YOUR TASK
Among the lines of the data below, count those that hold the word "true". Answer with the number alone.

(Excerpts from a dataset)
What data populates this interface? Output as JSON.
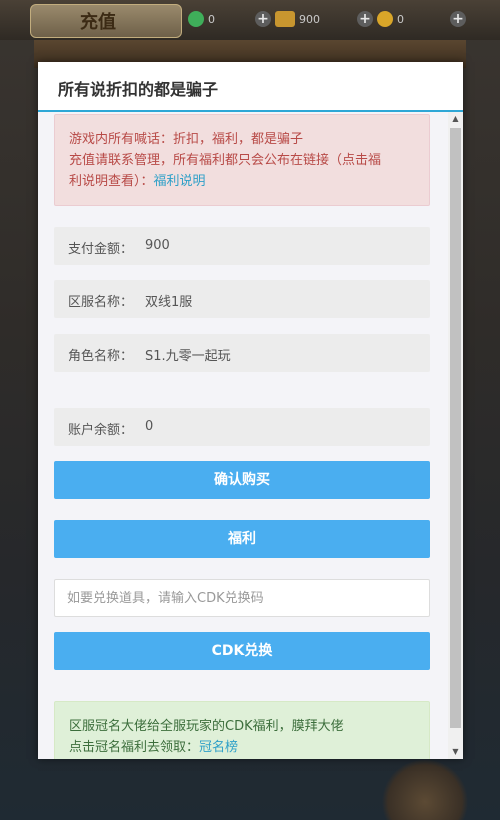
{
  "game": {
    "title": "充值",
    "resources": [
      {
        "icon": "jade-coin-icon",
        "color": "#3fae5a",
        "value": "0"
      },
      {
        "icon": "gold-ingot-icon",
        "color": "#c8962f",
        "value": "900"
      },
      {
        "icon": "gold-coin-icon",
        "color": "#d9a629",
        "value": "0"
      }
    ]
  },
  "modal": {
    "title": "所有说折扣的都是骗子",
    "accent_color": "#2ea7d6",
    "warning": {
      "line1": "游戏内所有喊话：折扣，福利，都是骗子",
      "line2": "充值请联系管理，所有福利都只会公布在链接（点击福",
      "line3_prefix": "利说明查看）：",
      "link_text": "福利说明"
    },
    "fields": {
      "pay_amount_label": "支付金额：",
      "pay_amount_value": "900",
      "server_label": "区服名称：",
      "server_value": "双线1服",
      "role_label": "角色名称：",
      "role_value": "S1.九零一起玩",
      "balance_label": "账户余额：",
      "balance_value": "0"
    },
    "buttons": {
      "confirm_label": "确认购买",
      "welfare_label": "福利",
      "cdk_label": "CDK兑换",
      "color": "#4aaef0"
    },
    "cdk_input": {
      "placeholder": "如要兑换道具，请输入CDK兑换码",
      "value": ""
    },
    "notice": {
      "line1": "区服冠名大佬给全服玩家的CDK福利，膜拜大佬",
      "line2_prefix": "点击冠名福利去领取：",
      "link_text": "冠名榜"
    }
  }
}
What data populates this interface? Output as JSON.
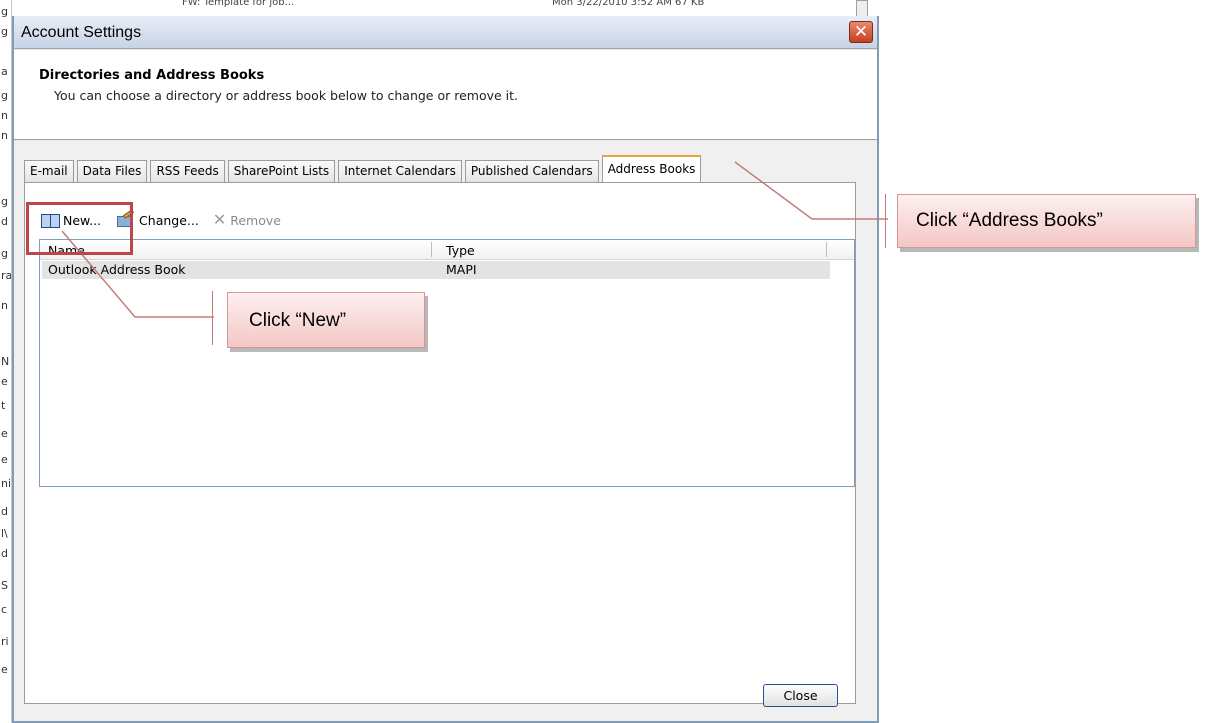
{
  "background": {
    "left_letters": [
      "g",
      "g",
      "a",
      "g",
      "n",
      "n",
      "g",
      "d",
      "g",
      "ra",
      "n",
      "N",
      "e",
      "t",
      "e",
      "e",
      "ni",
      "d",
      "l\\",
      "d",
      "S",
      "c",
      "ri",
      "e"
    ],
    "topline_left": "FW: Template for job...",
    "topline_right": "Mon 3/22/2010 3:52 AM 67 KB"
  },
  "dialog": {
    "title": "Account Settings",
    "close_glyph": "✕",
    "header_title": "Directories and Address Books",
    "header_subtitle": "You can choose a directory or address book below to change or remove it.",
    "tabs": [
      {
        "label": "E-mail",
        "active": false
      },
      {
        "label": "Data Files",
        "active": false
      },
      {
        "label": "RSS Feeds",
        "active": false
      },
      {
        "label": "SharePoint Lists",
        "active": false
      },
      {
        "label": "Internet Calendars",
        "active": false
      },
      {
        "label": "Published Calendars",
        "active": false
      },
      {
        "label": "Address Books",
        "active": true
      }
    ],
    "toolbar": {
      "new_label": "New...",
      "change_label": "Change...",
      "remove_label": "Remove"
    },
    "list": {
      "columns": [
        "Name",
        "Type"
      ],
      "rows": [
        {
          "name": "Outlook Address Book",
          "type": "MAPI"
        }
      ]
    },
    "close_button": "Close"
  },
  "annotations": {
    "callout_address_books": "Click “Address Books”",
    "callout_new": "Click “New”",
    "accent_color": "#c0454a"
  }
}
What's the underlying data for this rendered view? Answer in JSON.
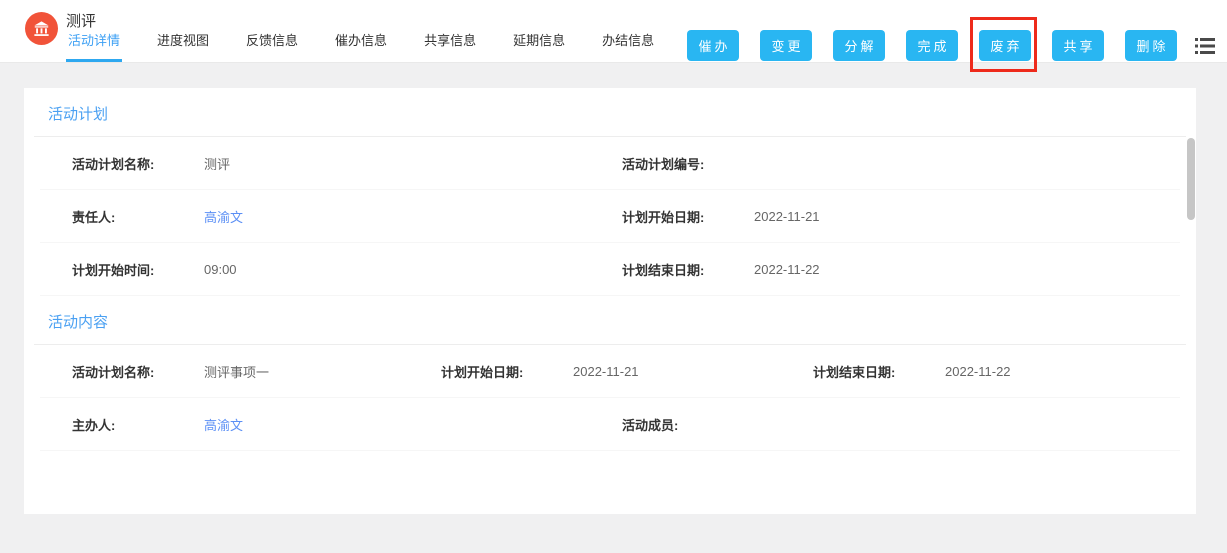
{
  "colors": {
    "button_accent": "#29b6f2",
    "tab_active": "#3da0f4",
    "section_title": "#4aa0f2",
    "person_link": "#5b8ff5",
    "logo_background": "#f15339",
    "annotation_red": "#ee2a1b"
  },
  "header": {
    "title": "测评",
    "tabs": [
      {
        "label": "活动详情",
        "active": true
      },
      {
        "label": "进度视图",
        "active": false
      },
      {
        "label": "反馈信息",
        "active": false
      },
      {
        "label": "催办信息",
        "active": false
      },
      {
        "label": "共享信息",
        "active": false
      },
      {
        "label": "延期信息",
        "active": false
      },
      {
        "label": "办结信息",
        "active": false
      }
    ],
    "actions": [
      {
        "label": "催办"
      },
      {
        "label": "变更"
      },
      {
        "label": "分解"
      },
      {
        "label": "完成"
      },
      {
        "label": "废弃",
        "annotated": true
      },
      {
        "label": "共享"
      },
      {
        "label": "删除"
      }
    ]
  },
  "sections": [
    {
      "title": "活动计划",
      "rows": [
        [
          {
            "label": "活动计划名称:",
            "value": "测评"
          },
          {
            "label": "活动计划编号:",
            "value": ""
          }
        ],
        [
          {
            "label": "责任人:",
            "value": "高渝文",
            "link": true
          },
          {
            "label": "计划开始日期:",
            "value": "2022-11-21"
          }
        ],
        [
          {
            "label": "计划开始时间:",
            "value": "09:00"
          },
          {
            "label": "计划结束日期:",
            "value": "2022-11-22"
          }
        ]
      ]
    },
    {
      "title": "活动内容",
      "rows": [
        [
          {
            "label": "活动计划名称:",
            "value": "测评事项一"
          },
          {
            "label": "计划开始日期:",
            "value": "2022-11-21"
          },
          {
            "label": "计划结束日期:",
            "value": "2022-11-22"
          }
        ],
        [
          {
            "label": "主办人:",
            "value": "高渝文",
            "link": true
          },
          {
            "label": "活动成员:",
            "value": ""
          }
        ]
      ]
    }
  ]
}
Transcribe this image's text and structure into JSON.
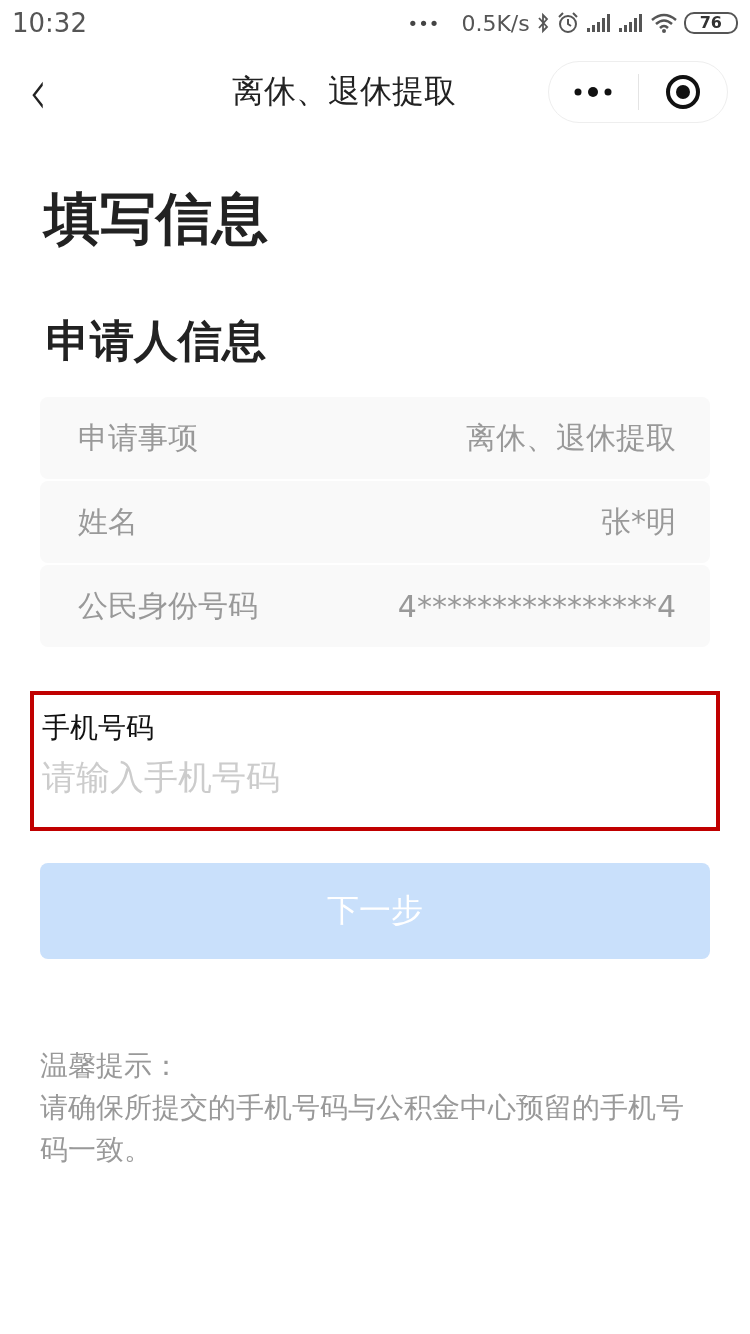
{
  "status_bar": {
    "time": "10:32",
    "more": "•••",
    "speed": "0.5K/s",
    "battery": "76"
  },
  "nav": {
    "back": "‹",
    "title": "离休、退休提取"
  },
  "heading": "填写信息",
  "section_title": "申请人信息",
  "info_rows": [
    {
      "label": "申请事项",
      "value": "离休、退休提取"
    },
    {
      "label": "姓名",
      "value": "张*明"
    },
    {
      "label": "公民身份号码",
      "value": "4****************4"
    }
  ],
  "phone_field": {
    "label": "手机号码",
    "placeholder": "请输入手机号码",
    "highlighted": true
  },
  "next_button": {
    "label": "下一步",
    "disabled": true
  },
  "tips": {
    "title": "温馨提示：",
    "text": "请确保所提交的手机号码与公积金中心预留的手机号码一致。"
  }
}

SOLUTION TO THE EXERCISE
7